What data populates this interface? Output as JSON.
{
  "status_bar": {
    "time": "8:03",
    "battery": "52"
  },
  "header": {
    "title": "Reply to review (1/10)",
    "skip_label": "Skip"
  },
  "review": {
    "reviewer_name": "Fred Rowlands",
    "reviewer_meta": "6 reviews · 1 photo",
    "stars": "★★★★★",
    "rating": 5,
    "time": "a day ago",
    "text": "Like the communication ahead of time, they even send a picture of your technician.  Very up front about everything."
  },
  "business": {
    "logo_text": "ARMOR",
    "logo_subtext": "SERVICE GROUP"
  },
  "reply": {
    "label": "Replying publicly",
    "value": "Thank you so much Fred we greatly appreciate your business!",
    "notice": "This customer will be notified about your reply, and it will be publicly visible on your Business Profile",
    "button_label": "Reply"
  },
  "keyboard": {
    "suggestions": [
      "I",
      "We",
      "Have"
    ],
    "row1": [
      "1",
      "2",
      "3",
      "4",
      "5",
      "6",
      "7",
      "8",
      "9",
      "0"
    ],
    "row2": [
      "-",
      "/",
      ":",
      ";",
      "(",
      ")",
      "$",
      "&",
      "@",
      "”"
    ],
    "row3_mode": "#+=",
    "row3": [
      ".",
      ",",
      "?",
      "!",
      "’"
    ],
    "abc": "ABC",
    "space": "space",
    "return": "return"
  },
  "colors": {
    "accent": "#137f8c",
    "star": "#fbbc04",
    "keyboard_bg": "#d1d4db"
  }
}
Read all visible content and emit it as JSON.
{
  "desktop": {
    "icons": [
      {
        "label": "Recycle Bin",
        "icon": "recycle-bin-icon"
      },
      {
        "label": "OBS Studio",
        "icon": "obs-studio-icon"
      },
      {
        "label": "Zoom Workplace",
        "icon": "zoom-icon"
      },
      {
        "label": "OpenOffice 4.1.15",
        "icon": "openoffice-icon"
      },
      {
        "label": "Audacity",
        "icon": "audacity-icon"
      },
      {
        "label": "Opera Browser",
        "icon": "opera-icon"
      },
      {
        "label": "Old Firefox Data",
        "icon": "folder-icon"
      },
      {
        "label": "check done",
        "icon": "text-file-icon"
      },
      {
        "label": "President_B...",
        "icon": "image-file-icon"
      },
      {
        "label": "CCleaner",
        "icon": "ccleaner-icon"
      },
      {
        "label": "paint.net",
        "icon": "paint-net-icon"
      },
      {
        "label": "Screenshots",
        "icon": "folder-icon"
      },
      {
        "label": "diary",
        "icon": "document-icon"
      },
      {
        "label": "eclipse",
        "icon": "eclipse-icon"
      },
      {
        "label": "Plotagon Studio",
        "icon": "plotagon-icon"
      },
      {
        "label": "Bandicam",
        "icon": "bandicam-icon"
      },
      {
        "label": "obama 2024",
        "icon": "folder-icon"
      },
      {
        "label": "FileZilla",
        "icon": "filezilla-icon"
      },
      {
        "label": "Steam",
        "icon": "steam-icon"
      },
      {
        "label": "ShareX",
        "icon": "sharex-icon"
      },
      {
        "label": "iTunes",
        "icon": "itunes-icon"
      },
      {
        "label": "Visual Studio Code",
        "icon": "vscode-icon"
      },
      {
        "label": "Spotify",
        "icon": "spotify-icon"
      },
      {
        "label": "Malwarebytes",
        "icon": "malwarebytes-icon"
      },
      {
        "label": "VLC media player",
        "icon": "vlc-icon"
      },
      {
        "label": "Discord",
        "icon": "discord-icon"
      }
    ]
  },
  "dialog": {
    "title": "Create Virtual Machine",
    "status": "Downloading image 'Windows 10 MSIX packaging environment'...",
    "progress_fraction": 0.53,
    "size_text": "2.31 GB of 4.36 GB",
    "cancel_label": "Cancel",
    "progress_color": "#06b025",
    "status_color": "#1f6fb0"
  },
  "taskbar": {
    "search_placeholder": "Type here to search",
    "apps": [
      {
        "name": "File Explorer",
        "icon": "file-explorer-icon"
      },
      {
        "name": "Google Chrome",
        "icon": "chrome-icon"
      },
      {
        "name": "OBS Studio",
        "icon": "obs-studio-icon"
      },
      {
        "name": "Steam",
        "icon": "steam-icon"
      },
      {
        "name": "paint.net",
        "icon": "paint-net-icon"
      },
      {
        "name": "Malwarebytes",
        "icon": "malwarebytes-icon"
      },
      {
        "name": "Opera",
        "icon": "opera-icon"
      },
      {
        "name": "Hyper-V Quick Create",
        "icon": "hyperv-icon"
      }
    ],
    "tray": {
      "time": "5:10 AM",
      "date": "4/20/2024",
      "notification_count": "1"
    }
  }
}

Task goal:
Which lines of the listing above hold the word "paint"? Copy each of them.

Reply to the exercise:
        "label": "paint.net",
        "icon": "paint-net-icon"
        "name": "paint.net",
        "icon": "paint-net-icon"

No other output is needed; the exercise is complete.